We run regular Tree Identification Courses where you can learn about UK trees including broad leaf and conifer trees, throughout the year. Summer identification courses use foliage and fruit. Winter can be difficult without distinctive leaves to help! Without their leaves and flowers, identifying deciduous trees in winter can be very challenging. Courses focus on identifying native broad-leaved trees and shrubs using bark, twigs, buds, seeds and fruit.

Most of the FSC Tree Courses involve a strong emphasis on identification skills, starting with general principles and moving on to more detailed tree identification. Click on the link above to view the tree courses we currently run.

  • During courses participants learn many identification skills, including:
  • learning how to use a hand lens to locate the small features
  • gaining a clear understanding of how to use a simple Botanical Key
  • become able to use the FSC Tree Name Trail with confidence
  • how to immediately recognise the leaf arrangements of winter-bare trees
  • how to combine these skills to identify common broadleaf trees

Learners have also learned how a Crib (Table of Differences) works, and how to create your own, which you can then use to make identification quicker, and assessment of veteran trees for their wildlife value, mapping the location of our surveyed trees and collating the gathered data.

Our tree courses are delivered by experts in the field, and will equip you with the skills and knowledge to discover more about UK Trees. Learn about tree Identification to understand how to identify the key characteristics of British trees, and acquire or improving identification and survey skills. We also offer botany courses for habitat surveys for more advanced levels.

Training is led by expert tutors who are passionate about the subject.

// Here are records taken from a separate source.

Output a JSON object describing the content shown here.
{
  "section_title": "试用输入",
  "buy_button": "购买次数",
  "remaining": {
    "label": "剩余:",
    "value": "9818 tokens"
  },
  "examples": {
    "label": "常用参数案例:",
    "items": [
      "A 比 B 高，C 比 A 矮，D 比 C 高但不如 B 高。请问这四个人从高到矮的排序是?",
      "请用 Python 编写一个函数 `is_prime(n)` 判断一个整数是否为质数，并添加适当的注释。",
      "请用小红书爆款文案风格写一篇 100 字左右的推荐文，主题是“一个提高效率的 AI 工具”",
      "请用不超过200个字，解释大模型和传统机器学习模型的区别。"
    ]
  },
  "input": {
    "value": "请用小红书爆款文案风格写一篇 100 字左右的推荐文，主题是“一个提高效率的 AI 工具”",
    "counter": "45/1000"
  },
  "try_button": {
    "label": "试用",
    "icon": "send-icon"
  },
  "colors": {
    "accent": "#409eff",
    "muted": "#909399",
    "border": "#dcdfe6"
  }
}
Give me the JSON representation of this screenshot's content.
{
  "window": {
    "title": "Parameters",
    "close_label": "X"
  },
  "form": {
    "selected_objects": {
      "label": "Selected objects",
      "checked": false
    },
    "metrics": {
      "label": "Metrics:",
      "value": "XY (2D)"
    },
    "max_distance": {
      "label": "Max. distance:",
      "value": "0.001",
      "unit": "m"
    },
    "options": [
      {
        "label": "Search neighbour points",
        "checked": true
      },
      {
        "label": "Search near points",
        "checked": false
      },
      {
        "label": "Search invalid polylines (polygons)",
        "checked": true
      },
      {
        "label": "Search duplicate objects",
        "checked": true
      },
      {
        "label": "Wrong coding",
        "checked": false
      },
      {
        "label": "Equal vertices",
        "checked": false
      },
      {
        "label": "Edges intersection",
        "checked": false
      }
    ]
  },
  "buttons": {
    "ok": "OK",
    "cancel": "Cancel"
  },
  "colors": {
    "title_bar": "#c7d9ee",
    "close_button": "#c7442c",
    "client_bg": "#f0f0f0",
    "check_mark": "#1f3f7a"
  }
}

Taking place at venues across the UK, or online, our courses are designed to progress your learning at a level to suit your needs. If you are interested in our amphian online training, you can read about our Moodle learning environment.

Each course is part of a learning framework. You can see the course level descriptions here natural history courses are available at all levels from beginner through to professional training.

Tree Identification Resources

FSC Tree Name Trail features the common broad leaved and conifer trees found in Great Britain and Ireland. The Tree Name Trail was produced in partnership with the Forestry Commission.

The AIDGAP Winter trees photographic guide covers 36 of the common broad-leaved deciduous trees that are most likely to be found in the UK, as well as a few rarer trees